Background: The COVID-19 outbreak is in an accelerating phase and South Africa has had the highest number of documented cases during the early phase of the pandemic in sub-Saharan Africa. This study assessed South Africans’ understanding of and response to COVID-19 during the first week of the country’s lockdown period.
Methods: An online survey was conducted in South Africa from 27 March to 2 April 2020. The survey was distributed widely among several websites and social media networks, including on a data-free platform· Descriptive statistics of knowledge, risk perception, access and trust in information sources, and public and media opinions were calculated· Estimates were benchmarked to the 2019 national adult population estimates.

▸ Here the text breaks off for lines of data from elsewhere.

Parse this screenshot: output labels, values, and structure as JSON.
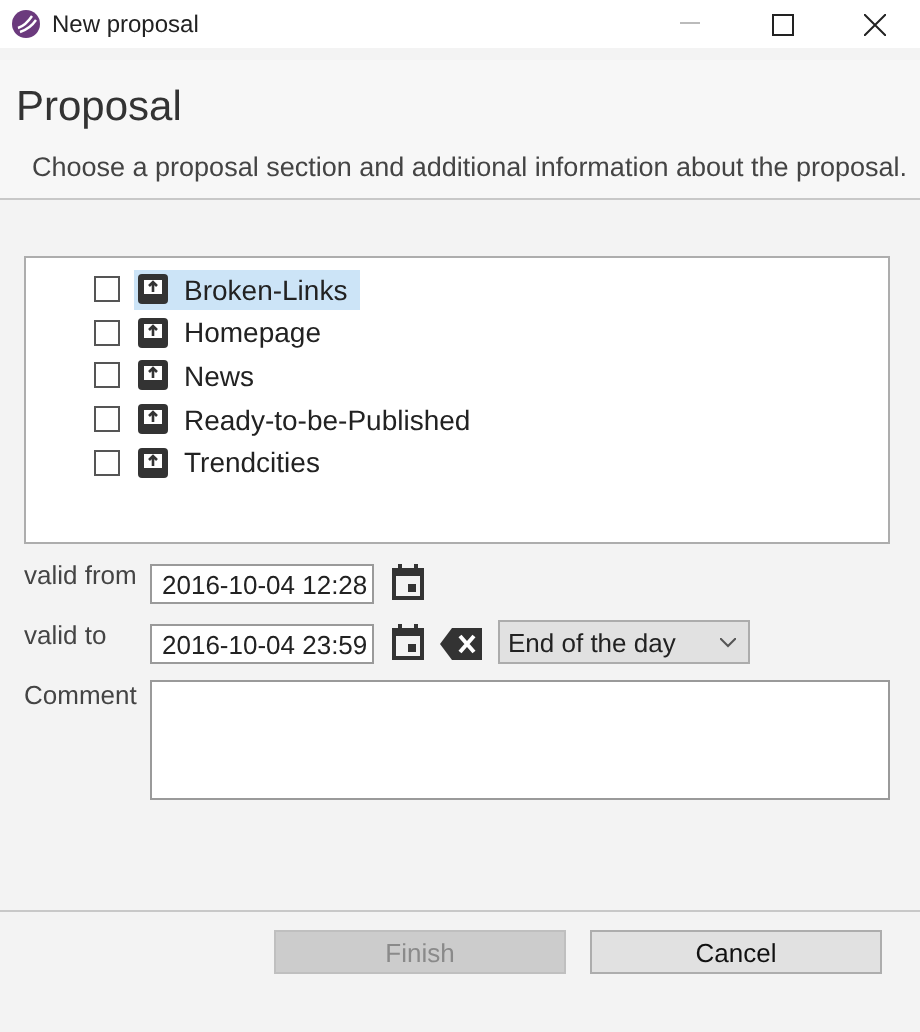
{
  "window": {
    "title": "New proposal"
  },
  "header": {
    "title": "Proposal",
    "description": "Choose a proposal section and additional information about the proposal."
  },
  "sections": [
    {
      "label": "Broken-Links",
      "checked": false,
      "selected": true
    },
    {
      "label": "Homepage",
      "checked": false,
      "selected": false
    },
    {
      "label": "News",
      "checked": false,
      "selected": false
    },
    {
      "label": "Ready-to-be-Published",
      "checked": false,
      "selected": false
    },
    {
      "label": "Trendcities",
      "checked": false,
      "selected": false
    }
  ],
  "valid_from": {
    "label": "valid from",
    "value": "2016-10-04 12:28"
  },
  "valid_to": {
    "label": "valid to",
    "value": "2016-10-04 23:59",
    "preset": "End of the day"
  },
  "comment": {
    "label": "Comment"
  },
  "buttons": [
    {
      "label": "Finish",
      "disabled": true
    },
    {
      "label": "Cancel",
      "disabled": false
    }
  ]
}
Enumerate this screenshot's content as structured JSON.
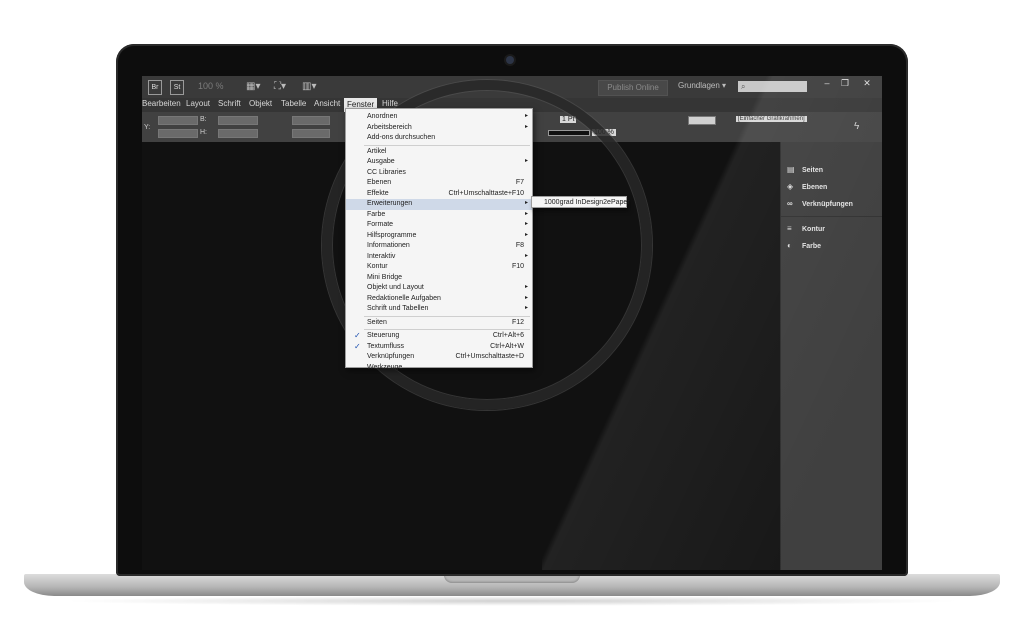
{
  "titlebar": {
    "app_badge_1": "Br",
    "app_badge_2": "St",
    "zoom": "100 %",
    "publish_label": "Publish Online",
    "workspace_label": "Grundlagen",
    "search_placeholder": ""
  },
  "menubar": {
    "items": [
      "Bearbeiten",
      "Layout",
      "Schrift",
      "Objekt",
      "Tabelle",
      "Ansicht",
      "Fenster",
      "Hilfe"
    ]
  },
  "controlbar": {
    "labels": [
      "Y:",
      "B:",
      "H:"
    ],
    "stroke_value": "1 Pt",
    "percent_value": "100 %",
    "style_value": "[Einfacher Grafikrahmen]"
  },
  "dropdown": {
    "items": [
      {
        "label": "Anordnen",
        "shortcut": "",
        "submenu": true
      },
      {
        "label": "Arbeitsbereich",
        "shortcut": "",
        "submenu": true
      },
      {
        "label": "Add-ons durchsuchen",
        "shortcut": "",
        "submenu": false
      },
      {
        "label": "Artikel",
        "shortcut": "",
        "submenu": false
      },
      {
        "label": "Ausgabe",
        "shortcut": "",
        "submenu": true
      },
      {
        "label": "CC Libraries",
        "shortcut": "",
        "submenu": false
      },
      {
        "label": "Ebenen",
        "shortcut": "F7",
        "submenu": false
      },
      {
        "label": "Effekte",
        "shortcut": "Ctrl+Umschalttaste+F10",
        "submenu": false
      },
      {
        "label": "Erweiterungen",
        "shortcut": "",
        "submenu": true,
        "highlighted": true
      },
      {
        "label": "Farbe",
        "shortcut": "",
        "submenu": true
      },
      {
        "label": "Formate",
        "shortcut": "",
        "submenu": true
      },
      {
        "label": "Hilfsprogramme",
        "shortcut": "",
        "submenu": true
      },
      {
        "label": "Informationen",
        "shortcut": "F8",
        "submenu": false
      },
      {
        "label": "Interaktiv",
        "shortcut": "",
        "submenu": true
      },
      {
        "label": "Kontur",
        "shortcut": "F10",
        "submenu": false
      },
      {
        "label": "Mini Bridge",
        "shortcut": "",
        "submenu": false
      },
      {
        "label": "Objekt und Layout",
        "shortcut": "",
        "submenu": true
      },
      {
        "label": "Redaktionelle Aufgaben",
        "shortcut": "",
        "submenu": true
      },
      {
        "label": "Schrift und Tabellen",
        "shortcut": "",
        "submenu": true
      },
      {
        "label": "Seiten",
        "shortcut": "F12",
        "submenu": false
      },
      {
        "label": "Steuerung",
        "shortcut": "Ctrl+Alt+6",
        "submenu": false,
        "checked": true
      },
      {
        "label": "Textumfluss",
        "shortcut": "Ctrl+Alt+W",
        "submenu": false,
        "checked": true
      },
      {
        "label": "Verknüpfungen",
        "shortcut": "Ctrl+Umschalttaste+D",
        "submenu": false
      },
      {
        "label": "Werkzeuge",
        "shortcut": "",
        "submenu": false
      }
    ]
  },
  "submenu": {
    "item": "1000grad InDesign2ePaper"
  },
  "panel": {
    "items": [
      "Seiten",
      "Ebenen",
      "Verknüpfungen",
      "Kontur",
      "Farbe"
    ]
  }
}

Findings: Of the 55 823 participants, the majority (83·4%) correctly identified the main symptoms of COVID-19. Over 90% had correct knowledge of the incubation period, with lower rates for 18-29 year olds· Knowledge of symptoms and the incubation period varied significantly by population group (p<0·001), dwelling type (p<0·001) and sex (p<0·001). A quarter (24·9%) perceived themselves as high risk of contracting COVID-19. Risk perception varied by age, population group, employment status and dwelling type (p<0·001). The most prevalent COVID-19 information sources were government sources (72·9%), news websites/apps (56·3%), satellite television (51·6%) and local television (51·4%).
Interpretation: Understanding knowledge, attitudes, and behaviours of people facing the COVID-19 pandemic is crucial for guiding strategic policy. The findings assist with clarifying public understanding of COVID-19 as the phases of the country-level epidemic progress, and also directly inform communication needs and gaps.
Funding Statement: None.
Declaration of Interests: The authors have no conflicts of interest.
Ethics Approval Statement: The study received ethical approval from the Human Sciences Research Council Research Ethics Committee (REC) Protocol number: REC 5/03/20.
Suggested Citation: Suggested Citation